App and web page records
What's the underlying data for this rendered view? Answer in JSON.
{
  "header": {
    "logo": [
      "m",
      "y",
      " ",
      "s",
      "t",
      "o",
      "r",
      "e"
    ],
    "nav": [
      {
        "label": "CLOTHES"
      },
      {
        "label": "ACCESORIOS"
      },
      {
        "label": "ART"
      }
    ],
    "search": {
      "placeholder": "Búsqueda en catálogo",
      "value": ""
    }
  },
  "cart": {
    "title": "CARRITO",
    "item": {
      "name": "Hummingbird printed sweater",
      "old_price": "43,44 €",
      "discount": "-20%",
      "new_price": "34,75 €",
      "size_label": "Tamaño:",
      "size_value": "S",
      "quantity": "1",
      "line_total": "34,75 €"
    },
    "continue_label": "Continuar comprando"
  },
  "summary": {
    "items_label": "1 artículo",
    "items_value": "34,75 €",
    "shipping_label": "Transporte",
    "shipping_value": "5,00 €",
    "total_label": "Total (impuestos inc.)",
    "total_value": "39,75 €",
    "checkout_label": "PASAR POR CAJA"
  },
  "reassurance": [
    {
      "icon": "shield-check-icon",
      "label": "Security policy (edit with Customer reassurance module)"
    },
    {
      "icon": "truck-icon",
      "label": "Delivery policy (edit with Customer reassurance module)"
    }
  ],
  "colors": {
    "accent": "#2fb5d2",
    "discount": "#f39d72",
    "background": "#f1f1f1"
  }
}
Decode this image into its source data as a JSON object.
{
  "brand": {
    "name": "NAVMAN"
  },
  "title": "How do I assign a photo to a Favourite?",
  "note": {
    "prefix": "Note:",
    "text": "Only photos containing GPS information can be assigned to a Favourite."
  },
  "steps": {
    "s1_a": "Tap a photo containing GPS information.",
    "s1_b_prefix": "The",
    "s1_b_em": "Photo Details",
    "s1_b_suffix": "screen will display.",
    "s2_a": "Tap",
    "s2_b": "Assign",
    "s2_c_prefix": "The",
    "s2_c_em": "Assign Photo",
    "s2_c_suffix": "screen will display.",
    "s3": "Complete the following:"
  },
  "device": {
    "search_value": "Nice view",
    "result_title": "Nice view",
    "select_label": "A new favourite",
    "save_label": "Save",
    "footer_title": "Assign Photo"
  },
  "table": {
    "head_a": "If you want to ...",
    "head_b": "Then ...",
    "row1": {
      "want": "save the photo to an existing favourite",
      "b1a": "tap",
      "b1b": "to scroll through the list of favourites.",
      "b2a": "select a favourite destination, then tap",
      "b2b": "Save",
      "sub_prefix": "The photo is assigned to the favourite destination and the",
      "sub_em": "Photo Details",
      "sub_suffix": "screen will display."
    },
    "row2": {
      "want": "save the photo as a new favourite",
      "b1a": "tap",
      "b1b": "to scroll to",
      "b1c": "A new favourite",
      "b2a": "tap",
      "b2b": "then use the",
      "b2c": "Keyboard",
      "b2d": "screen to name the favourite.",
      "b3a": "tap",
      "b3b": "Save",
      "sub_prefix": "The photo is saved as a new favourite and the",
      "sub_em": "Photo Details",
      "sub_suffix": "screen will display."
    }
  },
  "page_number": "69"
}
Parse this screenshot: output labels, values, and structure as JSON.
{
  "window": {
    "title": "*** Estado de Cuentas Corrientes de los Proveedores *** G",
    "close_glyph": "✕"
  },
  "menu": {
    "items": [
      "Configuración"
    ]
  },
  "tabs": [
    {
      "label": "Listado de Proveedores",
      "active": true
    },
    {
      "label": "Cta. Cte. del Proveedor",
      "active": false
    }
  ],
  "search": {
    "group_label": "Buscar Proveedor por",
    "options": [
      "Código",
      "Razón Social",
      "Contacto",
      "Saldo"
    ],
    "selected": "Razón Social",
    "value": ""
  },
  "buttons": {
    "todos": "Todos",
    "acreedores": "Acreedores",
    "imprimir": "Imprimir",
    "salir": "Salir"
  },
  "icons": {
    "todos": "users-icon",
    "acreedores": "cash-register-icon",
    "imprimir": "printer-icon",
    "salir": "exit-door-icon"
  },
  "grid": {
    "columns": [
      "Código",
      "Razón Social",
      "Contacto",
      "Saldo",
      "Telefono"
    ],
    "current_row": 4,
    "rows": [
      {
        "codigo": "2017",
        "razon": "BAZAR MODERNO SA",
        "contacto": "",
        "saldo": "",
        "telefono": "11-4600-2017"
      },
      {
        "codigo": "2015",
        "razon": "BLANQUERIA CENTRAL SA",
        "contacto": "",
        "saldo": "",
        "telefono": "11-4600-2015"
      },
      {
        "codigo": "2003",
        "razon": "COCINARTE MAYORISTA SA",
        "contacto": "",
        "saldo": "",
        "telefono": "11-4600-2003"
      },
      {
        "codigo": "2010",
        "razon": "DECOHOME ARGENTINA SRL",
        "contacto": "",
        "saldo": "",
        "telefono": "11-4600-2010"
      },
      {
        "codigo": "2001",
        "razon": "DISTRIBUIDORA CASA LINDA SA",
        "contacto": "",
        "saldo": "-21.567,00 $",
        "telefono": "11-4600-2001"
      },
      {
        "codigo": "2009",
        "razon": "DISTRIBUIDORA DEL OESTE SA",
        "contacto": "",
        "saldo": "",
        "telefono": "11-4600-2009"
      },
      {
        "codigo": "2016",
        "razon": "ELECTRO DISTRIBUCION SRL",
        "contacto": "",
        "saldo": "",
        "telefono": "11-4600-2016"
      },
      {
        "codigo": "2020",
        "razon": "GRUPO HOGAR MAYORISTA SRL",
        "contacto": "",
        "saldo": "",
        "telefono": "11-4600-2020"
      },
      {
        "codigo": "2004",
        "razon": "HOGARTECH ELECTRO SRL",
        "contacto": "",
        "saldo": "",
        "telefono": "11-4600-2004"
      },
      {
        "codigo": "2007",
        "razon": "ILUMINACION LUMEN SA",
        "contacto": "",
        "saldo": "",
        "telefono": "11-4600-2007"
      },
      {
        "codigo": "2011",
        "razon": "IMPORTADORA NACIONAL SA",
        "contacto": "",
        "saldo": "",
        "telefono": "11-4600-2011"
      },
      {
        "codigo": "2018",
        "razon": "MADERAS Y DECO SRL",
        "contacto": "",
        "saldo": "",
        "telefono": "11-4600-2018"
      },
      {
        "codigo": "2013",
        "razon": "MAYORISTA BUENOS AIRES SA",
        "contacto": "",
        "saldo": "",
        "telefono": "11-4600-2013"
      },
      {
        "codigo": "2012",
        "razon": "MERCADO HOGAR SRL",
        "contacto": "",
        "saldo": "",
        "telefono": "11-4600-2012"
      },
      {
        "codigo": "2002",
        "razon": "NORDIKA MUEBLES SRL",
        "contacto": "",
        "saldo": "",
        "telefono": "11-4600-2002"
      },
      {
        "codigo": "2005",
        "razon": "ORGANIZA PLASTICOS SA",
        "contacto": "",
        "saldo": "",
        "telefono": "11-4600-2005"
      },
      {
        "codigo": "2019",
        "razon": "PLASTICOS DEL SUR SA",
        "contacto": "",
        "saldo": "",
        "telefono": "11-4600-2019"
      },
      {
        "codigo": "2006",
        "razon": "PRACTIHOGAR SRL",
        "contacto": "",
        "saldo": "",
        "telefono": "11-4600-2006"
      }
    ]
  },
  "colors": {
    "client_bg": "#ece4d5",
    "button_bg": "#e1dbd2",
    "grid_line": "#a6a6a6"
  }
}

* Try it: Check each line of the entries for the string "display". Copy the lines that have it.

* Written solution:
    "s1_b_suffix": "screen will display.",
    "s2_c_suffix": "screen will display.",
      "sub_suffix": "screen will display."
      "sub_suffix": "screen will display."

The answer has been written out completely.